A couple blogs ago we spotlighted Rosie Day, a woman with special needs whose family extended both the length and quality of her life. One thing we should remember, though, is that ALL of us have special needs, and they can only be met as Rosie’s were: by connecting with the love of family. This Sunday’s mass readings remind us how important family lineage is throughout scripture. Take the case of Bartimaeus, the blind man in Mark’s gospel (Mk 10:46-52). He tries to get Jesus’ attention as the Master interacts with the crowds who’ve become a normal part of his ministry. But how? Just as the hemorrhagic woman (mentioned earlier in Mark’s gospel) grabbed Jesus’ attention away from the crowd pressing in on him with the slightest faith-filled touch of his cloak, Bartimaeus found a way to make his voice heard above the din of voices ringing in the Master’s ear:
“Jesus, son of David, have pity on me.”
That must have been music to Jesus’ ears. Someone in this gathering understands his royal lineage and its role in humanity’s salvation!
Matthew started his gospel by teaching us his Master’s place in the family of Abraham. The line from Abraham to David to Jesus extends centuries, as he explains:
Thus the total number of generations from Abraham to David is fourteen generations; from David to the Babylonian exile, fourteen generations; from the Babylonian exile to the Messiah, fourteen generations.
This represents a stream of royal blood from which the faithful in the family of man have been nourished and their special needs met.
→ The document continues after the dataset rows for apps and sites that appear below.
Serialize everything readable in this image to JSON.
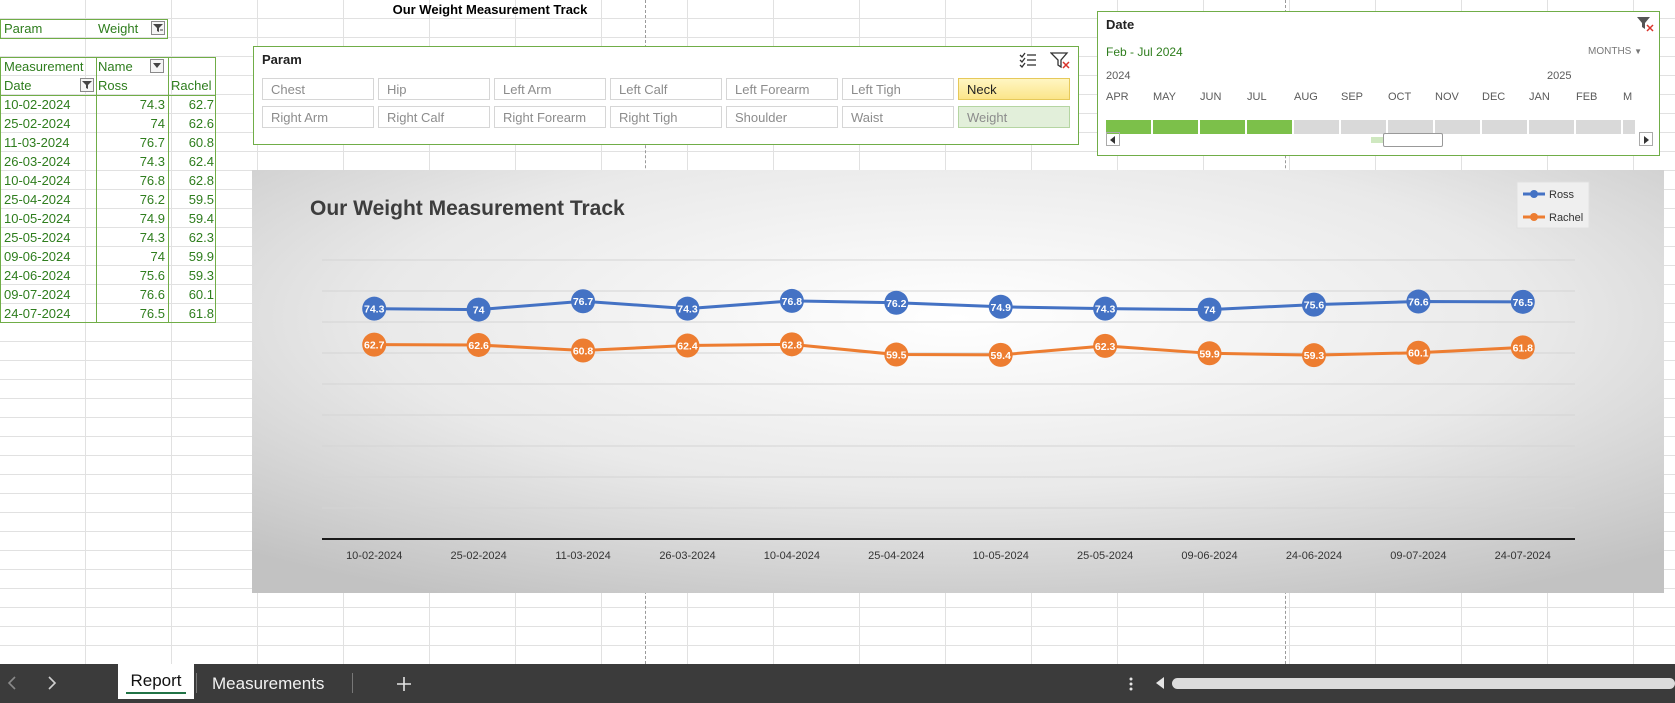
{
  "sheet_title": "Our Weight Measurement Track",
  "pivot": {
    "filter_label": "Param",
    "filter_value": "Weight",
    "values_header": "Measurement",
    "col_field": "Name",
    "row_field": "Date",
    "col1": "Ross",
    "col2": "Rachel",
    "rows": [
      {
        "date": "10-02-2024",
        "ross": "74.3",
        "rachel": "62.7"
      },
      {
        "date": "25-02-2024",
        "ross": "74",
        "rachel": "62.6"
      },
      {
        "date": "11-03-2024",
        "ross": "76.7",
        "rachel": "60.8"
      },
      {
        "date": "26-03-2024",
        "ross": "74.3",
        "rachel": "62.4"
      },
      {
        "date": "10-04-2024",
        "ross": "76.8",
        "rachel": "62.8"
      },
      {
        "date": "25-04-2024",
        "ross": "76.2",
        "rachel": "59.5"
      },
      {
        "date": "10-05-2024",
        "ross": "74.9",
        "rachel": "59.4"
      },
      {
        "date": "25-05-2024",
        "ross": "74.3",
        "rachel": "62.3"
      },
      {
        "date": "09-06-2024",
        "ross": "74",
        "rachel": "59.9"
      },
      {
        "date": "24-06-2024",
        "ross": "75.6",
        "rachel": "59.3"
      },
      {
        "date": "09-07-2024",
        "ross": "76.6",
        "rachel": "60.1"
      },
      {
        "date": "24-07-2024",
        "ross": "76.5",
        "rachel": "61.8"
      }
    ]
  },
  "param_slicer": {
    "title": "Param",
    "items": [
      "Chest",
      "Hip",
      "Left Arm",
      "Left Calf",
      "Left Forearm",
      "Left Tigh",
      "Neck",
      "Right Arm",
      "Right Calf",
      "Right Forearm",
      "Right Tigh",
      "Shoulder",
      "Waist",
      "Weight"
    ],
    "selected": "Weight",
    "highlighted": "Neck",
    "icons": [
      "multi-select-icon",
      "clear-filter-icon"
    ]
  },
  "date_timeline": {
    "title": "Date",
    "range": "Feb - Jul 2024",
    "level": "MONTHS",
    "years": [
      "2024",
      "2025"
    ],
    "months": [
      "APR",
      "MAY",
      "JUN",
      "JUL",
      "AUG",
      "SEP",
      "OCT",
      "NOV",
      "DEC",
      "JAN",
      "FEB",
      "M"
    ],
    "selected_months": 4
  },
  "chart_data": {
    "type": "line",
    "title": "Our Weight Measurement Track",
    "categories": [
      "10-02-2024",
      "25-02-2024",
      "11-03-2024",
      "26-03-2024",
      "10-04-2024",
      "25-04-2024",
      "10-05-2024",
      "25-05-2024",
      "09-06-2024",
      "24-06-2024",
      "09-07-2024",
      "24-07-2024"
    ],
    "series": [
      {
        "name": "Ross",
        "color": "#4472c4",
        "values": [
          74.3,
          74,
          76.7,
          74.3,
          76.8,
          76.2,
          74.9,
          74.3,
          74,
          75.6,
          76.6,
          76.5
        ]
      },
      {
        "name": "Rachel",
        "color": "#ed7d31",
        "values": [
          62.7,
          62.6,
          60.8,
          62.4,
          62.8,
          59.5,
          59.4,
          62.3,
          59.9,
          59.3,
          60.1,
          61.8
        ]
      }
    ],
    "ylim": [
      0,
      90
    ],
    "grid": true,
    "legend": "top-right",
    "data_labels": true
  },
  "sheet_tabs": [
    "Report",
    "Measurements"
  ],
  "active_tab": "Report",
  "icons": {
    "prev_sheet": "chevron-left-icon",
    "next_sheet": "chevron-right-icon",
    "add_sheet": "plus-icon",
    "more": "ellipsis-icon",
    "scroll_left": "scroll-left-icon"
  }
}
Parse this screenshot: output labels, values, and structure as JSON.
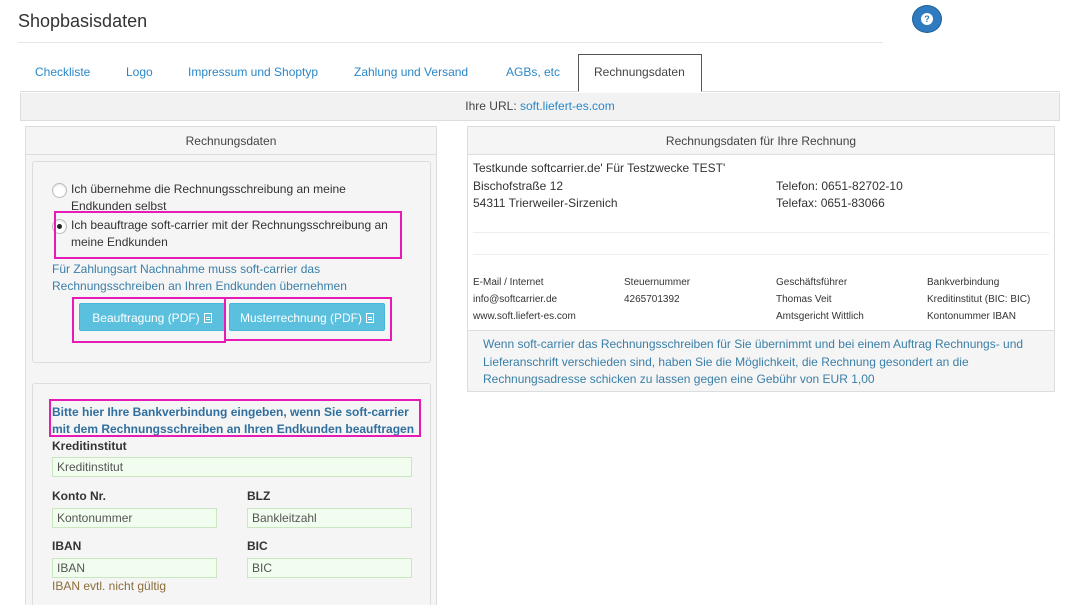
{
  "page": {
    "title": "Shopbasisdaten",
    "help_label": "?"
  },
  "tabs": [
    {
      "label": "Checkliste"
    },
    {
      "label": "Logo"
    },
    {
      "label": "Impressum und Shoptyp"
    },
    {
      "label": "Zahlung und Versand"
    },
    {
      "label": "AGBs, etc"
    },
    {
      "label": "Rechnungsdaten"
    }
  ],
  "url_bar": {
    "label": "Ihre URL:",
    "url": "soft.liefert-es.com"
  },
  "left": {
    "title": "Rechnungsdaten",
    "radio1": "Ich übernehme die Rechnungsschreibung an meine Endkunden selbst",
    "radio2": "Ich beauftrage soft-carrier mit der Rechnungsschreibung an meine Endkunden",
    "info": "Für Zahlungsart Nachnahme muss soft-carrier das Rechnungsschreiben an Ihren Endkunden übernehmen",
    "btn1": "Beauftragung (PDF)",
    "btn2": "Musterrechnung (PDF)",
    "bank_info": "Bitte hier Ihre Bankverbindung eingeben, wenn Sie soft-carrier mit dem Rechnungsschreiben an Ihren Endkunden beauftragen",
    "kreditinstitut_label": "Kreditinstitut",
    "kreditinstitut_value": "Kreditinstitut",
    "konto_label": "Konto Nr.",
    "konto_value": "Kontonummer",
    "blz_label": "BLZ",
    "blz_value": "Bankleitzahl",
    "iban_label": "IBAN",
    "iban_value": "IBAN",
    "bic_label": "BIC",
    "bic_value": "BIC",
    "iban_warning": "IBAN evtl. nicht gültig"
  },
  "right": {
    "title": "Rechnungsdaten für Ihre Rechnung",
    "company": "Testkunde softcarrier.de' Für Testzwecke TEST'",
    "street": "Bischofstraße 12",
    "city": "54311 Trierweiler-Sirzenich",
    "phone": "Telefon: 0651-82702-10",
    "fax": "Telefax: 0651-83066",
    "footer": {
      "col1": [
        "E-Mail / Internet",
        "info@softcarrier.de",
        "www.soft.liefert-es.com"
      ],
      "col2": [
        "Steuernummer",
        "4265701392"
      ],
      "col3": [
        "Geschäftsführer",
        "Thomas Veit",
        "Amtsgericht Wittlich"
      ],
      "col4": [
        "Bankverbindung",
        "Kreditinstitut (BIC: BIC)",
        "Kontonummer IBAN"
      ]
    },
    "note": "Wenn soft-carrier das Rechnungsschreiben für Sie übernimmt und bei einem Auftrag Rechnungs- und Lieferanschrift verschieden sind, haben Sie die Möglichkeit, die Rechnung gesondert an die Rechnungsadresse schicken zu lassen gegen eine Gebühr von EUR 1,00"
  },
  "colors": {
    "link": "#2a87c7",
    "info": "#3a7fa8",
    "button": "#5bc0de",
    "highlight": "#e61bb6",
    "warning": "#8a6d3b"
  }
}
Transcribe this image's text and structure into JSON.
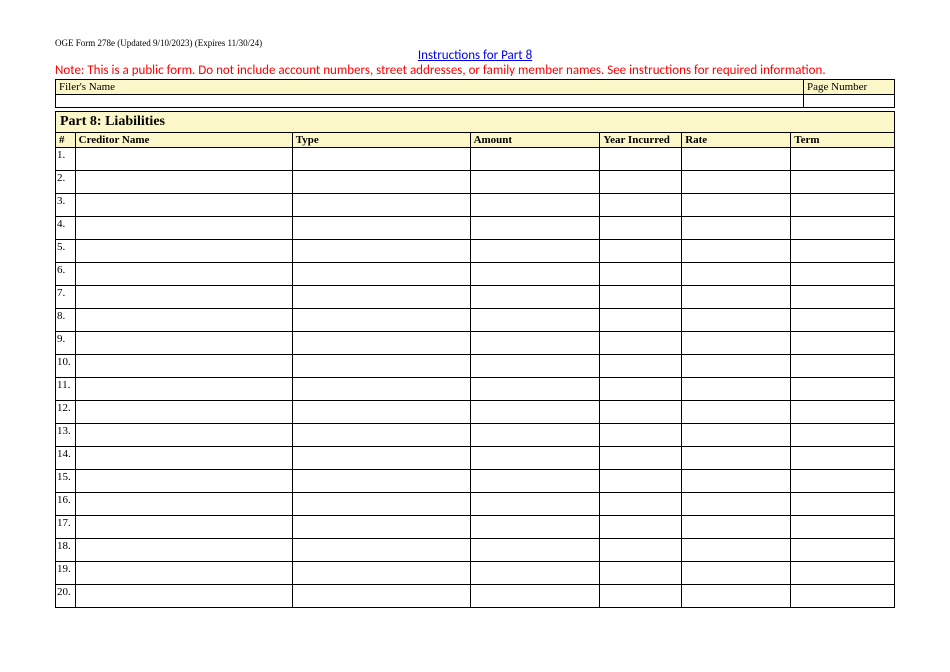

Back to Bartimaeus and Mark’s gospel:
Jesus said to him, “What do you want me to do for you?” The blind man replied to him, “Master, I want to see.” Jesus told him, “Go your way; your faith has saved you.”
The first reading from Jeremiah (Jer 31:7-9) takes us back in Jesus’ lineage to Jacob and tells of a reuniting of the families of Israel (which would then lead to the second covenant, through which all the faithful families of man will be reunited and healed):
I will gather them from the ends of the world, with the blind and the lame in their midst, the mothers and those with child; they shall return as an immense throng. They departed in tears, but I will console them and guide them; I will lead them to brooks of water, on a level road, so that none shall stumble. For I am a father to Israel.”
And Father to the author of the second covenant! By drafting that agreement through Christ’s birth and sealing it in his blood, our Father welcomes all souls to the family reunion to which that covenant leads. The author of the Epistle to the Hebrews tells us in Sunday’s second reading (Heb 5:1-6) that Jesus is the priest and patriarch of this church family:
It was not Christ who glorified himself in becoming high priest, but rather the one who said to him: “You are my son: this day I have begotten you;” just as he says in another place: “You are a priest forever according to the order of Melchizedek.”
Much Biblical ink is devoted to humanity’s family lineage going all the way back to Adam. Adam’s fall into the devil’s self-sufficiency trap ensured that succeeding generations would struggle with special needs of all kinds. It wasn’t until the second Adam joined us in our struggle with those needs that we learned how special those needs are to helping us find the healing power of God’s love in each other’s arms.